Paul McGinley has had very little to say publicly these past few months, but that could be about to change.
The 46-year-old Dubliner has maintained a dignified silence during the debate over Europe's next Ryder Cup captain and now comes the time to find out if that has paid off. The European Tour's tournament committee - made up entirely of his fellow players - meets in Abu Dhabi on Tuesday night.
Until recently it looked like being between McGinley and 2011 Open champion Darren Clarke, but the 44-year-old Northern Irishman is now favourite to do the job in America in 2016 after saying "this may not be my time".
Instead 2010 captain Colin Montgomerie has come back into the frame, Clarke himself voicing the need for a big personality to oppose Tom Watson next year at Gleneagles - only a few miles from the Scot's home.

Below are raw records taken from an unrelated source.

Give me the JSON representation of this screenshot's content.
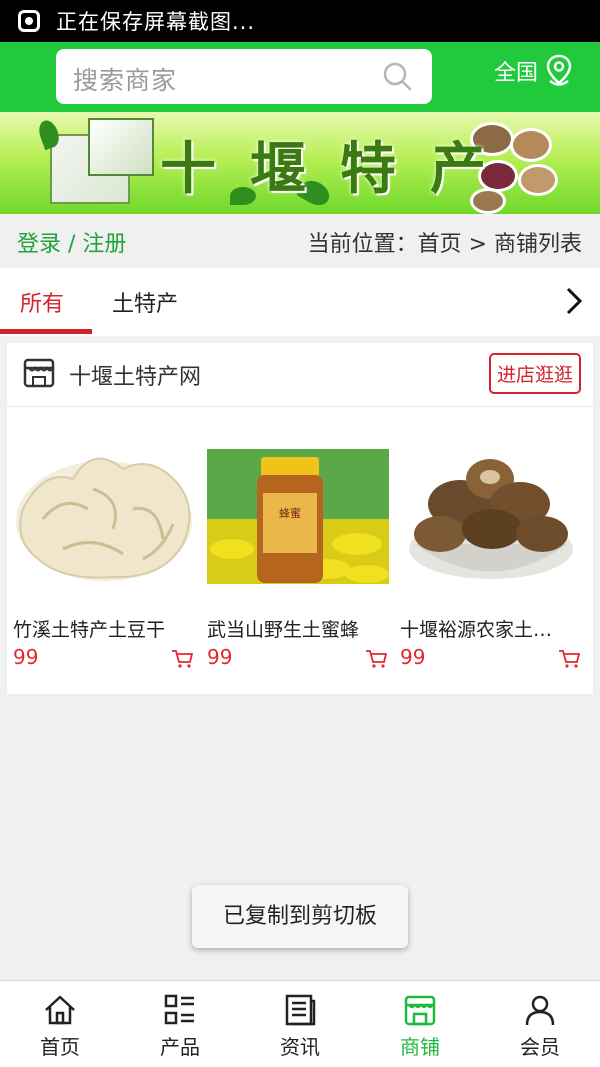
{
  "status_bar": {
    "text": "正在保存屏幕截图..."
  },
  "header": {
    "search_placeholder": "搜索商家",
    "region_label": "全国",
    "icons": {
      "search": "search-icon",
      "location": "location-pin-icon"
    }
  },
  "banner": {
    "title": "十堰特产"
  },
  "breadcrumb": {
    "login_register": "登录 / 注册",
    "location": "当前位置：首页 > 商铺列表"
  },
  "tabs": {
    "items": [
      {
        "label": "所有",
        "active": true
      },
      {
        "label": "土特产",
        "active": false
      }
    ],
    "more_icon": "chevron-right-icon"
  },
  "shop": {
    "name": "十堰土特产网",
    "visit_label": "进店逛逛",
    "products": [
      {
        "name": "竹溪土特产土豆干",
        "price": "99"
      },
      {
        "name": "武当山野生土蜜蜂",
        "price": "99"
      },
      {
        "name": "十堰裕源农家土…",
        "price": "99"
      }
    ]
  },
  "toast": {
    "text": "已复制到剪切板"
  },
  "bottom_nav": {
    "items": [
      {
        "label": "首页",
        "icon": "home-icon",
        "active": false
      },
      {
        "label": "产品",
        "icon": "product-list-icon",
        "active": false
      },
      {
        "label": "资讯",
        "icon": "news-icon",
        "active": false
      },
      {
        "label": "商铺",
        "icon": "shop-icon",
        "active": true
      },
      {
        "label": "会员",
        "icon": "member-icon",
        "active": false
      }
    ]
  },
  "colors": {
    "brand_green": "#21c93d",
    "accent_red": "#d4232b",
    "price_red": "#e2282f",
    "active_nav_green": "#21b93a"
  }
}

But McGinley has world number one Rory McIlroy and a number of other leading players on his side, all having seen him in action either as Seve Trophy captain or a Ryder Cup assistant. He has never lost in either event - and that includes his playing career.
Since September's thrilling victory in Chicago McGinley has not seen fit to advance his claims to the top job. His last lengthy answer on what he would bring came at Gleneagles last August when discussing his vice-captaincy position under Jose Maria Olazabal. Back then, he was clear on his strength.
"Tactics - my role is to provide information to the captain and based on that, assimilate it (with the three other assistants) and, based on all of that information coming to the captain, he then makes a decision," he said. "It's important that information is put in front of the captain and that he makes that decision.
"Personally, I love the tactical side of it, the motivational side and the team element of it - and I love being in the team room. The team meetings always give me a great buzz as a player. I don't want to give too much away, but I do watch a lot of things you wouldn't even know about, including press conferences.
"I'm intrigued with it, I have to say. I'm intrigued with how Ryder Cups have been won and lost over the years. I've asked a lot of questions of a lot of people and got a lot of information, not just from our side. I've always enjoyed having a beer with the American players or captain afterwards.
"I've done that on a few occasions and asked them their strategy for the week and why did they make certain decisions."